    Researchers analyzed self-reported data collected from nearly 3,000 home health care workers in 38 states between 2014 and 2018 and found that more than a quarter rated their general health as fair or poor, 1 in 5 reported poor mental health, and 14% reported poor ...

    Yet another pandemic-related health woe has come to the fore: rising blood pressure.

    Data covering almost half a million middle-aged Americans shows that about 27% saw their blood pressure go up significantly in 2020 after COVID-19 restrictions unfolded compared to the prior year. Women appeared to be particularly vulnerable.

    Still,...

    Nearly 1 in 5 people with hypertension may be unintentionally taking a drug for another condition that causes their blood pressure to climb even higher, a new study suggests.

    Left untreated or undertreated, high blood pressure will increase your risk for heart attack, stroke, kidney disease and vision problems by damaging blood vessels. Lifestyle changes such as weight loss, restricting ...

    The COVID-19 pandemic, heart-healthy eating, and better ways to treat and prevent heart disease were among the hot topics that emerged during the American Heart Association's annual meeting this week.

    "I was at the sessions yesterday, I was actually in clinic this morning, and there were things I learned at the sessions that are affecting how I care for my patients," Dr. Manesh Patel, cha...

    Many women dread having to give up coffee during their pregnancy, but new research suggests that consuming a little caffeine while expecting might not necessarily be a bad thing.

    "While we were not able to study the association of consumption above the recommended limit, we now know that low-to-moderate caffeine is not associated with an increased risk of gestational diabetes, preeclampsi...

    Despite a nationwide effort to control blood pressure, the number of seniors hospitalized for a sudden, sharp rise in blood pressure surged over the last two decades in the United States.

    The largest increase was among Black Americans, with the highest rates in the South, new research shows.

    The aim of the study was to "evaluate whether we have made any progress in the last 20 years...

    Young, Black Americans are experiencing significant spikes in obesity, type 2 diabetes and smoking, all risk factors for heart attack and stroke.

    Between 2007 and 2017 -- before the COVID-19 pandemic and the concerns it has created -- hospitalized Black Americans aged 18 to 44 had sharp increases in these risks.
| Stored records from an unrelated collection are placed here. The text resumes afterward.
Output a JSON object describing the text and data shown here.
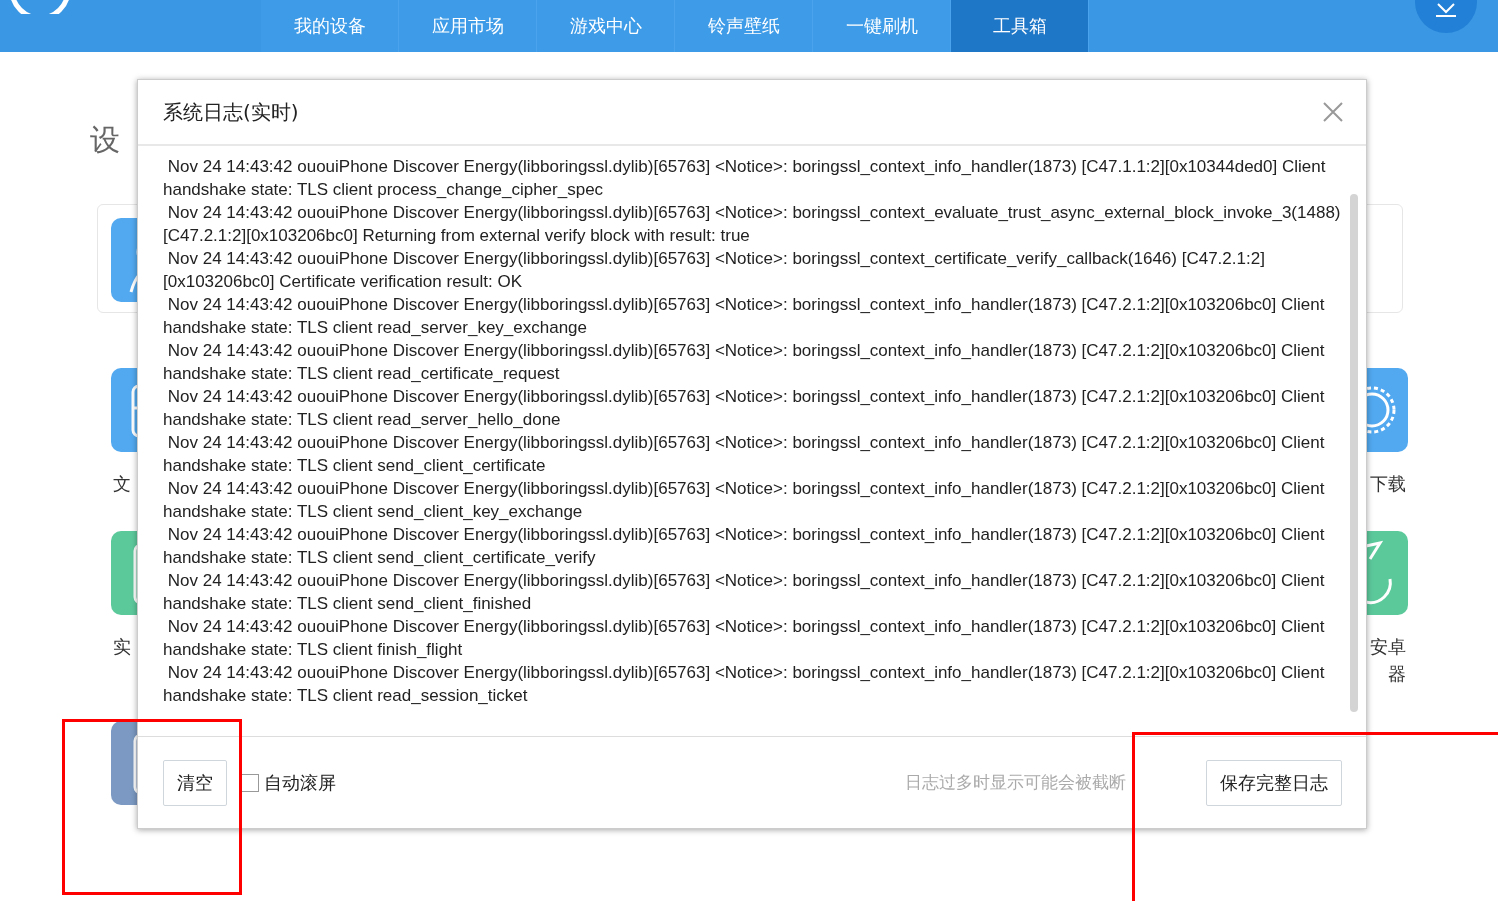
{
  "nav": {
    "tabs": [
      {
        "label": "我的设备",
        "selected": false
      },
      {
        "label": "应用市场",
        "selected": false
      },
      {
        "label": "游戏中心",
        "selected": false
      },
      {
        "label": "铃声壁纸",
        "selected": false
      },
      {
        "label": "一键刷机",
        "selected": false
      },
      {
        "label": "工具箱",
        "selected": true
      }
    ]
  },
  "tools": {
    "heading": "设",
    "rows": [
      {
        "left_label": "文",
        "right_lines": [
          "下载"
        ]
      },
      {
        "left_label": "实",
        "right_lines": [
          "安卓",
          "器"
        ]
      }
    ]
  },
  "dialog": {
    "title": "系统日志(实时)",
    "log_lines": [
      " Nov 24 14:43:42 ououiPhone Discover Energy(libboringssl.dylib)[65763] <Notice>: boringssl_context_info_handler(1873) [C47.1.1:2][0x10344ded0] Client handshake state: TLS client process_change_cipher_spec",
      " Nov 24 14:43:42 ououiPhone Discover Energy(libboringssl.dylib)[65763] <Notice>: boringssl_context_evaluate_trust_async_external_block_invoke_3(1488) [C47.2.1:2][0x103206bc0] Returning from external verify block with result: true",
      " Nov 24 14:43:42 ououiPhone Discover Energy(libboringssl.dylib)[65763] <Notice>: boringssl_context_certificate_verify_callback(1646) [C47.2.1:2][0x103206bc0] Certificate verification result: OK",
      " Nov 24 14:43:42 ououiPhone Discover Energy(libboringssl.dylib)[65763] <Notice>: boringssl_context_info_handler(1873) [C47.2.1:2][0x103206bc0] Client handshake state: TLS client read_server_key_exchange",
      " Nov 24 14:43:42 ououiPhone Discover Energy(libboringssl.dylib)[65763] <Notice>: boringssl_context_info_handler(1873) [C47.2.1:2][0x103206bc0] Client handshake state: TLS client read_certificate_request",
      " Nov 24 14:43:42 ououiPhone Discover Energy(libboringssl.dylib)[65763] <Notice>: boringssl_context_info_handler(1873) [C47.2.1:2][0x103206bc0] Client handshake state: TLS client read_server_hello_done",
      " Nov 24 14:43:42 ououiPhone Discover Energy(libboringssl.dylib)[65763] <Notice>: boringssl_context_info_handler(1873) [C47.2.1:2][0x103206bc0] Client handshake state: TLS client send_client_certificate",
      " Nov 24 14:43:42 ououiPhone Discover Energy(libboringssl.dylib)[65763] <Notice>: boringssl_context_info_handler(1873) [C47.2.1:2][0x103206bc0] Client handshake state: TLS client send_client_key_exchange",
      " Nov 24 14:43:42 ououiPhone Discover Energy(libboringssl.dylib)[65763] <Notice>: boringssl_context_info_handler(1873) [C47.2.1:2][0x103206bc0] Client handshake state: TLS client send_client_certificate_verify",
      " Nov 24 14:43:42 ououiPhone Discover Energy(libboringssl.dylib)[65763] <Notice>: boringssl_context_info_handler(1873) [C47.2.1:2][0x103206bc0] Client handshake state: TLS client send_client_finished",
      " Nov 24 14:43:42 ououiPhone Discover Energy(libboringssl.dylib)[65763] <Notice>: boringssl_context_info_handler(1873) [C47.2.1:2][0x103206bc0] Client handshake state: TLS client finish_flight",
      " Nov 24 14:43:42 ououiPhone Discover Energy(libboringssl.dylib)[65763] <Notice>: boringssl_context_info_handler(1873) [C47.2.1:2][0x103206bc0] Client handshake state: TLS client read_session_ticket"
    ],
    "clear_button": "清空",
    "auto_scroll": {
      "label": "自动滚屏",
      "checked": false
    },
    "hint": "日志过多时显示可能会被截断",
    "save_button": "保存完整日志"
  }
}
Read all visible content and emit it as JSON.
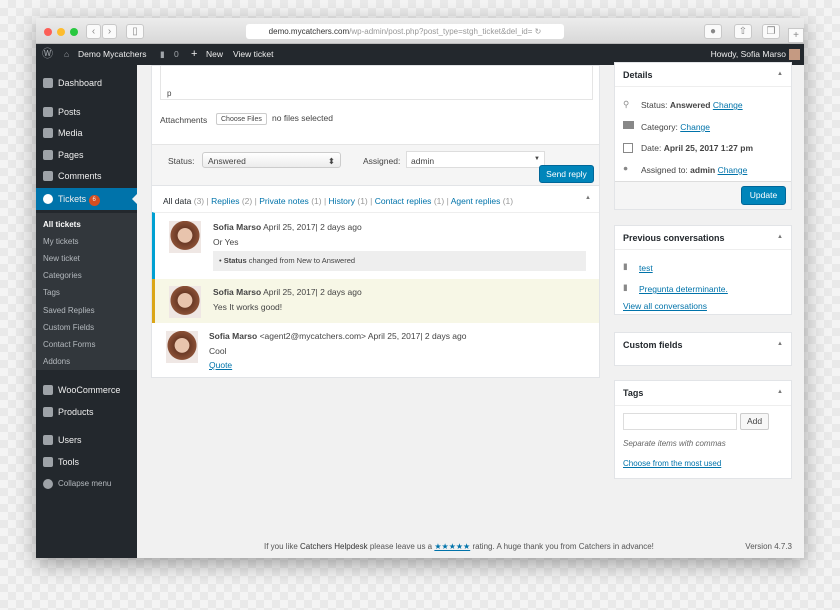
{
  "browser": {
    "url_host": "demo.mycatchers.com",
    "url_path": "/wp-admin/post.php?post_type=stgh_ticket&del_id="
  },
  "adminbar": {
    "site": "Demo Mycatchers",
    "comments": "0",
    "new": "New",
    "view": "View ticket",
    "howdy": "Howdy, Sofia Marso"
  },
  "sidebar": {
    "items": [
      {
        "label": "Dashboard",
        "icon": "dashboard-icon"
      },
      {
        "label": "Posts",
        "icon": "pin-icon"
      },
      {
        "label": "Media",
        "icon": "media-icon"
      },
      {
        "label": "Pages",
        "icon": "pages-icon"
      },
      {
        "label": "Comments",
        "icon": "comment-icon"
      },
      {
        "label": "Tickets",
        "icon": "lifebuoy-icon",
        "badge": "6"
      },
      {
        "label": "WooCommerce",
        "icon": "woo-icon"
      },
      {
        "label": "Products",
        "icon": "box-icon"
      },
      {
        "label": "Users",
        "icon": "user-icon"
      },
      {
        "label": "Tools",
        "icon": "wrench-icon"
      },
      {
        "label": "Collapse menu",
        "icon": "collapse-icon"
      }
    ],
    "submenu": [
      "All tickets",
      "My tickets",
      "New ticket",
      "Categories",
      "Tags",
      "Saved Replies",
      "Custom Fields",
      "Contact Forms",
      "Addons"
    ]
  },
  "editor": {
    "path": "p",
    "attachments_label": "Attachments",
    "choose_files": "Choose Files",
    "no_files": "no files selected",
    "status_label": "Status:",
    "status_value": "Answered",
    "assigned_label": "Assigned:",
    "assigned_value": "admin",
    "send_reply": "Send reply"
  },
  "filters": [
    {
      "label": "All data",
      "count": "(3)"
    },
    {
      "label": "Replies",
      "count": "(2)"
    },
    {
      "label": "Private notes",
      "count": "(1)"
    },
    {
      "label": "History",
      "count": "(1)"
    },
    {
      "label": "Contact replies",
      "count": "(1)"
    },
    {
      "label": "Agent replies",
      "count": "(1)"
    }
  ],
  "messages": [
    {
      "author": "Sofia Marso",
      "meta": "April 25, 2017| 2 days ago",
      "body": "Or Yes",
      "history_field": "Status",
      "history_text": "changed from New to Answered"
    },
    {
      "author": "Sofia Marso",
      "meta": "April 25, 2017| 2 days ago",
      "body": "Yes It works good!"
    },
    {
      "author": "Sofia Marso",
      "meta": "<agent2@mycatchers.com> April 25, 2017| 2 days ago",
      "body": "Cool",
      "quote": "Quote"
    }
  ],
  "details": {
    "title": "Details",
    "status_label": "Status:",
    "status_value": "Answered",
    "change": "Change",
    "category_label": "Category:",
    "date_label": "Date:",
    "date_value": "April 25, 2017 1:27 pm",
    "assigned_label": "Assigned to:",
    "assigned_value": "admin",
    "update": "Update"
  },
  "previous": {
    "title": "Previous conversations",
    "items": [
      "test",
      "Pregunta determinante."
    ],
    "view_all": "View all conversations"
  },
  "custom_fields": {
    "title": "Custom fields"
  },
  "tags": {
    "title": "Tags",
    "add": "Add",
    "hint": "Separate items with commas",
    "choose": "Choose from the most used"
  },
  "footer": {
    "pre": "If you like",
    "brand": "Catchers Helpdesk",
    "mid": "please leave us a",
    "stars": "★★★★★",
    "post": "rating. A huge thank you from Catchers in advance!",
    "version": "Version 4.7.3"
  },
  "colors": {
    "accent": "#0073aa",
    "active_menu": "#0073aa",
    "badge": "#d54e21",
    "note_border": "#dba617",
    "reply_border": "#00a0d2"
  }
}
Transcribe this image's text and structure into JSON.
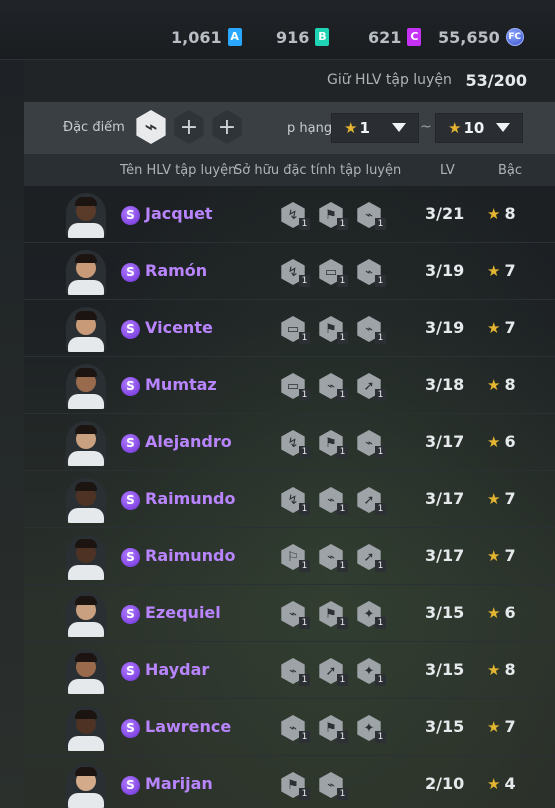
{
  "currencies": [
    {
      "value": "1,061",
      "badge": "A",
      "color": "#2aa8ff"
    },
    {
      "value": "916",
      "badge": "B",
      "color": "#1fd3b5"
    },
    {
      "value": "621",
      "badge": "C",
      "color": "#c531f5"
    },
    {
      "value": "55,650",
      "badge": "FC",
      "color": "#4b67e0"
    }
  ],
  "capacity": {
    "label": "Giữ HLV tập luyện",
    "value": "53/200"
  },
  "filter": {
    "trait_label": "Đặc điểm c",
    "rank_label": "p hạng",
    "min_rank": "1",
    "max_rank": "10",
    "separator": "~",
    "add_symbol": "+"
  },
  "columns": {
    "name": "Tên HLV tập luyện",
    "traits": "Sở hữu đặc tính tập luyện",
    "lv": "LV",
    "grade": "Bậc"
  },
  "colors": {
    "accent_name": "#b985ff",
    "star": "#e3b531"
  },
  "coaches": [
    {
      "name": "Jacquet",
      "lv": "3/21",
      "grade": "8",
      "traits": [
        "↯",
        "⚑",
        "⌁"
      ],
      "levels": [
        "1",
        "1",
        "1"
      ],
      "skin": "#5a3a28"
    },
    {
      "name": "Ramón",
      "lv": "3/19",
      "grade": "7",
      "traits": [
        "↯",
        "▭",
        "⌁"
      ],
      "levels": [
        "1",
        "1",
        "1"
      ],
      "skin": "#c99a78"
    },
    {
      "name": "Vicente",
      "lv": "3/19",
      "grade": "7",
      "traits": [
        "▭",
        "⚑",
        "⌁"
      ],
      "levels": [
        "1",
        "1",
        "1"
      ],
      "skin": "#c99a78"
    },
    {
      "name": "Mumtaz",
      "lv": "3/18",
      "grade": "8",
      "traits": [
        "▭",
        "⌁",
        "➚"
      ],
      "levels": [
        "1",
        "1",
        "1"
      ],
      "skin": "#9a6a4c"
    },
    {
      "name": "Alejandro",
      "lv": "3/17",
      "grade": "6",
      "traits": [
        "↯",
        "⚑",
        "⌁"
      ],
      "levels": [
        "1",
        "1",
        "1"
      ],
      "skin": "#c9a080"
    },
    {
      "name": "Raimundo",
      "lv": "3/17",
      "grade": "7",
      "traits": [
        "↯",
        "⌁",
        "➚"
      ],
      "levels": [
        "1",
        "1",
        "1"
      ],
      "skin": "#4e3224"
    },
    {
      "name": "Raimundo",
      "lv": "3/17",
      "grade": "7",
      "traits": [
        "⚐",
        "⌁",
        "➚"
      ],
      "levels": [
        "1",
        "1",
        "1"
      ],
      "skin": "#4e3224"
    },
    {
      "name": "Ezequiel",
      "lv": "3/15",
      "grade": "6",
      "traits": [
        "⌁",
        "⚑",
        "✦"
      ],
      "levels": [
        "1",
        "1",
        "1"
      ],
      "skin": "#c9a080"
    },
    {
      "name": "Haydar",
      "lv": "3/15",
      "grade": "8",
      "traits": [
        "⌁",
        "➚",
        "✦"
      ],
      "levels": [
        "1",
        "1",
        "1"
      ],
      "skin": "#9a6a4c"
    },
    {
      "name": "Lawrence",
      "lv": "3/15",
      "grade": "7",
      "traits": [
        "⌁",
        "⚑",
        "✦"
      ],
      "levels": [
        "1",
        "1",
        "1"
      ],
      "skin": "#4e3224"
    },
    {
      "name": "Marijan",
      "lv": "2/10",
      "grade": "4",
      "traits": [
        "⚑",
        "⌁"
      ],
      "levels": [
        "1",
        "1"
      ],
      "skin": "#d4ab8a"
    }
  ]
}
They were also having higher rates of health complications and poor hospital ...

    Working in an already dangerous environment, the blood pressure of firefighters jumps when they get an emergency call, new research shows.

    That could be risky for those who already have high blood pressure, experts say.

    "All emergency and first responders should be aware of their health," said senior author Deborah Feairheller, director of the clinical cardiac program at the Univer...

    All body fat is not the same.

    And a new study suggests that folks who have more of what's known as brown fat may have a lower risk of weight-related health problems, such as diabetes and high blood pressure.

    "Brown fat has long been thought to benefit metabolism because, unlike the much more common white storage...

    Researchers may have unearthed a surprising risk factor for often-fatal brain bleeds: Sleepless nights.

    In a study of about 70,000 adults, researchers found that people with a genetic predisposition to insomnia were at somewhat higher risk of a brain aneurysm. An aneurysm is a weak spot in an artery wall that bulges out and fills with blood. In some cases, it can rupture and cause life-th...

    China and the United States are super powers of salt consumption.

    The two world leaders emerged with the highest salt levels in processed meat and fish products among five countries assessed in a new study.

    High salt levels in food is a major cause of high blood pressure and its related risks of heart and kidney diseases and death. The World Health Organization recommends a maximum ...